(Dataset rows describing interfaces)
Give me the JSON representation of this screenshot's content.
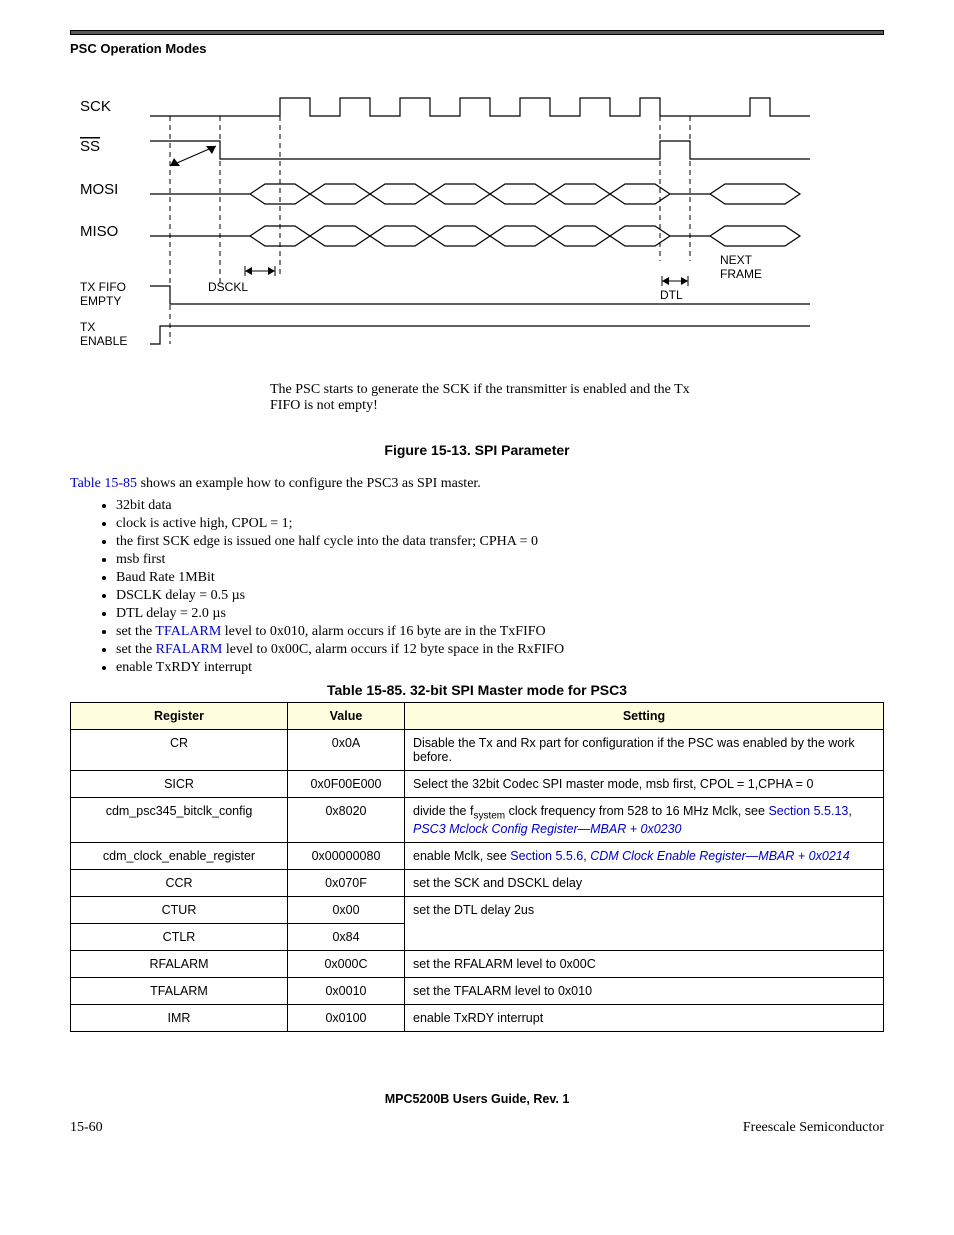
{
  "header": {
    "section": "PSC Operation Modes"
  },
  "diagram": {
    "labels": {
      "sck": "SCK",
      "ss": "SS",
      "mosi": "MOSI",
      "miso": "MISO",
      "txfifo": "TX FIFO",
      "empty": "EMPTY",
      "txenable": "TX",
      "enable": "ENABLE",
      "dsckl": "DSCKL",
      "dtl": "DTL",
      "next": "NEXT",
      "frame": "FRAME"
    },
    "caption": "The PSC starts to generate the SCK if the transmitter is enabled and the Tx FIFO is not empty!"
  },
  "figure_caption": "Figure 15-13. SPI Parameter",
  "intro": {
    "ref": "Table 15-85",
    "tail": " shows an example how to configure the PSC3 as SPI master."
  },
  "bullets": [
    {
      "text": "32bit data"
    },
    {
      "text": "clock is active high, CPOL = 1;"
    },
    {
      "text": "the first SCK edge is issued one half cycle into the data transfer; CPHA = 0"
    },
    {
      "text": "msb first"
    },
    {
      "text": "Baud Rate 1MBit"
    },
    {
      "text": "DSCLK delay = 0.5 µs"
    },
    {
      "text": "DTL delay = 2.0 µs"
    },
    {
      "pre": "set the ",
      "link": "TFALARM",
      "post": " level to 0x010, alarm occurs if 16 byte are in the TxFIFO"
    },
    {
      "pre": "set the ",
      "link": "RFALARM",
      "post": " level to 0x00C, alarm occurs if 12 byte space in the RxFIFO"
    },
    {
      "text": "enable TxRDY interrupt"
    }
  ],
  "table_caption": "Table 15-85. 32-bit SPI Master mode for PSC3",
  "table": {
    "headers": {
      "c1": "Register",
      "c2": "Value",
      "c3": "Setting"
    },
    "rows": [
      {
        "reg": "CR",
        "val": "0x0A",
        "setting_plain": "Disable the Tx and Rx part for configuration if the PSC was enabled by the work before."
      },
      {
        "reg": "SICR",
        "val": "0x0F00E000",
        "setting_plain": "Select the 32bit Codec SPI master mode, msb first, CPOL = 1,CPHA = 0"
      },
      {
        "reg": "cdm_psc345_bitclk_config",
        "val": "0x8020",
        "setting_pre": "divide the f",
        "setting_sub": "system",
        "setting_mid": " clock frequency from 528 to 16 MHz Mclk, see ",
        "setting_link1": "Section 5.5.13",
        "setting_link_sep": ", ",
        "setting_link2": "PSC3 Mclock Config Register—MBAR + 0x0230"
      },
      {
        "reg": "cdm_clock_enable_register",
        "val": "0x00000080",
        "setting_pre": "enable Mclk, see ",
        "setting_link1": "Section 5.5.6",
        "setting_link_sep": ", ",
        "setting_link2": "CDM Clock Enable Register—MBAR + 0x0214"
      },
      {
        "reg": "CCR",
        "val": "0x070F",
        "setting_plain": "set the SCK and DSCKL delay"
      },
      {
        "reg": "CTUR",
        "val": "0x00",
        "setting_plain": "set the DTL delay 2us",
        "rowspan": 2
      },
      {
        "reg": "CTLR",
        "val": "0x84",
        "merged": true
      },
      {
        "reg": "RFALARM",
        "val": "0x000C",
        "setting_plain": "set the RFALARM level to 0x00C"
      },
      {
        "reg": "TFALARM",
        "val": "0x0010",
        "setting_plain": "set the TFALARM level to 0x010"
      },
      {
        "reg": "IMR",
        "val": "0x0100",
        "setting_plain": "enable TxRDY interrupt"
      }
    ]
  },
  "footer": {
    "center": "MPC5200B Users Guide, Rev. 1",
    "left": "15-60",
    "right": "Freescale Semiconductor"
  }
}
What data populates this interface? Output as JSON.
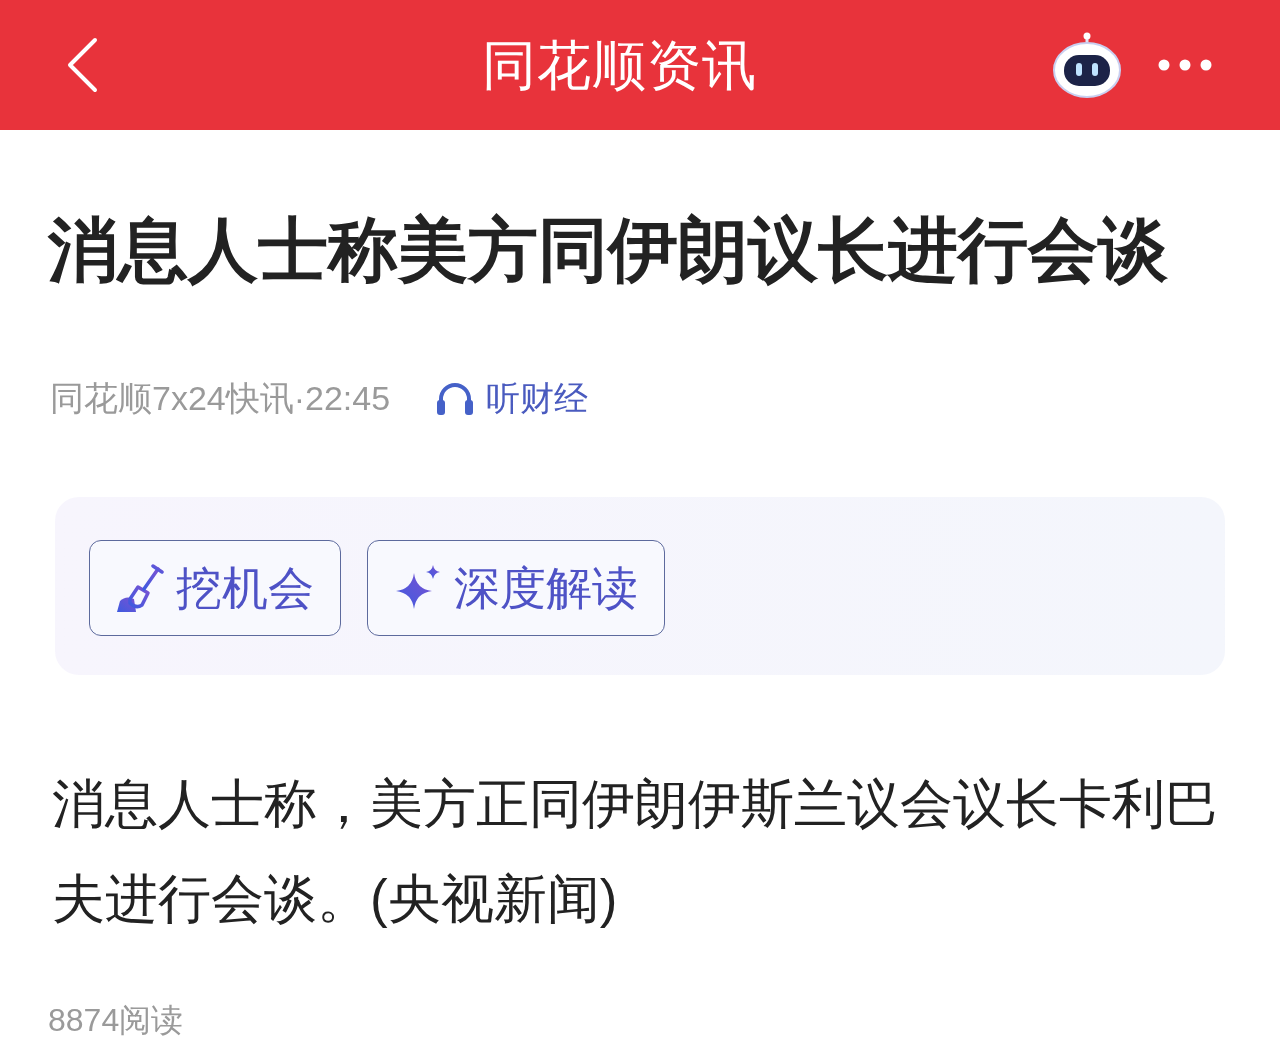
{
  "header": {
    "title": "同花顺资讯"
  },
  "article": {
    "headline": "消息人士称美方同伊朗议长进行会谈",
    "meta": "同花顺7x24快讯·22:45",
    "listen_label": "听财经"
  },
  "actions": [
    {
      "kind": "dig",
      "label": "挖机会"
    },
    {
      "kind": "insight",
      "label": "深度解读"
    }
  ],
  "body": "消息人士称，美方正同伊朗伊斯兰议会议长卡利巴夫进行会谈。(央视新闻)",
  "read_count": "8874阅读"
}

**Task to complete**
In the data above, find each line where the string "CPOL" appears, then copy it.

**Solution to this exercise**
      "text": "clock is active high, CPOL = 1;"
        "setting_plain": "Select the 32bit Codec SPI master mode, msb first, CPOL = 1,CPHA = 0"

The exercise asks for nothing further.